For elder drivers, the haptic feedback reinforced the auditory cues they normally prefer.
Though the haptic steering wheel generally improved driver performance and safety, the study findings suggest that simply giving the driver additional sensory inputs isn't always optimal.
That's particularly the case for older drivers because the additional sensory feedback can strain the brain's capacity to process it.
"Our findings suggest that, as navigation systems become more elaborate, it would be best to personalize the sensory feedback system based, at least in part, on the driver's age," said SeungJun Kim, systems scientist in Carnegie Mellon's Human-Computer Interaction Institute (HCII).
The findings will be presented June 21 at the International Conference on Pervasive Computing in Newcastle, England.
Vibrating steering wheels already are used by some car makers to alert drivers to such things as road hazards.
But the haptic steering wheel under development by AT&T is capable of unusually nuanced pulsations and thus can convey more information.
Twenty actuators on the rim of the AT&T wheel can be fired in any order. In this study, firing them in a clockwise sequence told a driver to turn right, while a counterclockwise sequence signaled a left turn.
"By using these types of vibration cues, we are taking advantage of what people are already familiar with, making them easier to learn," explained Kevin A. Li, a researcher with AT&T's user interface group.
Kim and fellow HCII scientists have developed methods for measuring the performance, attentiveness and cognitive load of drivers that involve a suite of sensors. For this study, they added the experimental AT&T steering wheel to their driving simulator.
Part of a research thrust of the National Science Foundation-sponsored Quality of Life Technology Center, the researchers were particularly interested in learning whether multi-modal feedback would improve the driving performance of elderly drivers in order to help them maintain mobility and independence.
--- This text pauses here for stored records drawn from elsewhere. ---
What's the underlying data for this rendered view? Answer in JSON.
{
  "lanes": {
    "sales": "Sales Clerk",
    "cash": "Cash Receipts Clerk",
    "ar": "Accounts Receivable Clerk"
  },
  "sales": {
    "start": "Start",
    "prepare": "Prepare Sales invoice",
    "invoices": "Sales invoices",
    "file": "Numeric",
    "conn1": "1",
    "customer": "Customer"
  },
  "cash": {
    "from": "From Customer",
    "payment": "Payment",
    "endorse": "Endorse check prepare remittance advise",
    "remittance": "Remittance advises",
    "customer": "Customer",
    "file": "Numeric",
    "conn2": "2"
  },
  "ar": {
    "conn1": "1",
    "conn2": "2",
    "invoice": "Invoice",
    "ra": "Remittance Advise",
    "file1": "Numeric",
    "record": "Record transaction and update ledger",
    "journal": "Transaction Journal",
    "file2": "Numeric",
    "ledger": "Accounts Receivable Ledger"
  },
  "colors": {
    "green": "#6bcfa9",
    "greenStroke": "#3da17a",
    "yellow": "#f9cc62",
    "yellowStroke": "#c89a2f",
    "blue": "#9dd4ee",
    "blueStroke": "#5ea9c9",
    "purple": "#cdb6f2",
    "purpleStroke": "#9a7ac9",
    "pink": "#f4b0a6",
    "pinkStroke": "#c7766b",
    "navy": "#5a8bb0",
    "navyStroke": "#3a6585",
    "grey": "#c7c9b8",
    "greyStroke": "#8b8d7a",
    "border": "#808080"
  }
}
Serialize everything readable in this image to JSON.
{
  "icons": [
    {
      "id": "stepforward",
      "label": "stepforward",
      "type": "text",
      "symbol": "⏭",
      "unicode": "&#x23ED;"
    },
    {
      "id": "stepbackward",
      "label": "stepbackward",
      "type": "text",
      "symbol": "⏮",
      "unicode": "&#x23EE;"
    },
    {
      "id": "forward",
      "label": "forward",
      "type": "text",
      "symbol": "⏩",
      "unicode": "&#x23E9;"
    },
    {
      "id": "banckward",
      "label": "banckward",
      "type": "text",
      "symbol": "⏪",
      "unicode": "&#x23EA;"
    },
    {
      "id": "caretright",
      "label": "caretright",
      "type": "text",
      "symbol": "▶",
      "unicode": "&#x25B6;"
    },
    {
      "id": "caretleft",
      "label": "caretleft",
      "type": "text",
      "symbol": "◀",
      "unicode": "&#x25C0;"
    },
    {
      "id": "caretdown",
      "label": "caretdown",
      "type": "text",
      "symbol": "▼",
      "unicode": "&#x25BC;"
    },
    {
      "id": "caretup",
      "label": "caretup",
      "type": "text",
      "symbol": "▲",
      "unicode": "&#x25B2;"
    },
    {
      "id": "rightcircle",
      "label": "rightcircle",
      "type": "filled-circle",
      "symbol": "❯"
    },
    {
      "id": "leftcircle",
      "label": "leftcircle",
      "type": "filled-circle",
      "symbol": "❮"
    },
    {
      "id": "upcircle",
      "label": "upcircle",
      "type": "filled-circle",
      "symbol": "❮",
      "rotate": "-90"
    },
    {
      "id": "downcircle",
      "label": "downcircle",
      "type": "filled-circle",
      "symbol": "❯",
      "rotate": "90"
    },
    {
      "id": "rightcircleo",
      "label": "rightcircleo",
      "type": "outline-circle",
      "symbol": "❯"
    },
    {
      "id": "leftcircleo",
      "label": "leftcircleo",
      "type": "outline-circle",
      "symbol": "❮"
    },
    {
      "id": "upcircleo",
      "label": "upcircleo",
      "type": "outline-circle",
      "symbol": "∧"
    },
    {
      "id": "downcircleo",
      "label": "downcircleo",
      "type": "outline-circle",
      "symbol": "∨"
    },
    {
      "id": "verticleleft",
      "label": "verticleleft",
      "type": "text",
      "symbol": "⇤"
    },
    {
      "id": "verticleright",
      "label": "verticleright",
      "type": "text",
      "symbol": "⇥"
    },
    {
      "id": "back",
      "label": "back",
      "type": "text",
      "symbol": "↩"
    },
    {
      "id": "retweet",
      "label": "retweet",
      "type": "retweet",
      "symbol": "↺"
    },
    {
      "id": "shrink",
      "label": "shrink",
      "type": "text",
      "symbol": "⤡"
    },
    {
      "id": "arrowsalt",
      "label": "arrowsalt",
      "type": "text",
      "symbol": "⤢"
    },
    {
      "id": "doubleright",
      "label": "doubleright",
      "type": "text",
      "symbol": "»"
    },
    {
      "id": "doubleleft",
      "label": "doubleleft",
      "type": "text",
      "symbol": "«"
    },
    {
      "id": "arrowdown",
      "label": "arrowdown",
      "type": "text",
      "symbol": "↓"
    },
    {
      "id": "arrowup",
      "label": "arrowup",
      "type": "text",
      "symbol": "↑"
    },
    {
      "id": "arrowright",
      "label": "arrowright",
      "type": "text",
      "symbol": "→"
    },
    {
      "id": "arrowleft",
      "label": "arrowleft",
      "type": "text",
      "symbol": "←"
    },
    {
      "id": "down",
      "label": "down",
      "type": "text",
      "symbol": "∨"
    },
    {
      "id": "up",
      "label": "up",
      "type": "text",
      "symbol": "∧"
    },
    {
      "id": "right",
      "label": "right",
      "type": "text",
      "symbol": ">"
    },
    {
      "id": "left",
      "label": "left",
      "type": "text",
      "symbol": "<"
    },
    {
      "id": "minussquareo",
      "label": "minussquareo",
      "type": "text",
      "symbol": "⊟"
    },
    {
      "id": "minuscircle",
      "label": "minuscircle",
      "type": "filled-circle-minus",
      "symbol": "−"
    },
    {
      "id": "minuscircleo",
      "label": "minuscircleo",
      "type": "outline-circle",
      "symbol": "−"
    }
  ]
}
They found that the time that a driver's eyes were off of the road was significantly less with the combination of auditory and haptic feedback than with the audio and visual feedback typical of most conventional GPS systems — four percent less for elder drivers and nine percent less for younger drivers.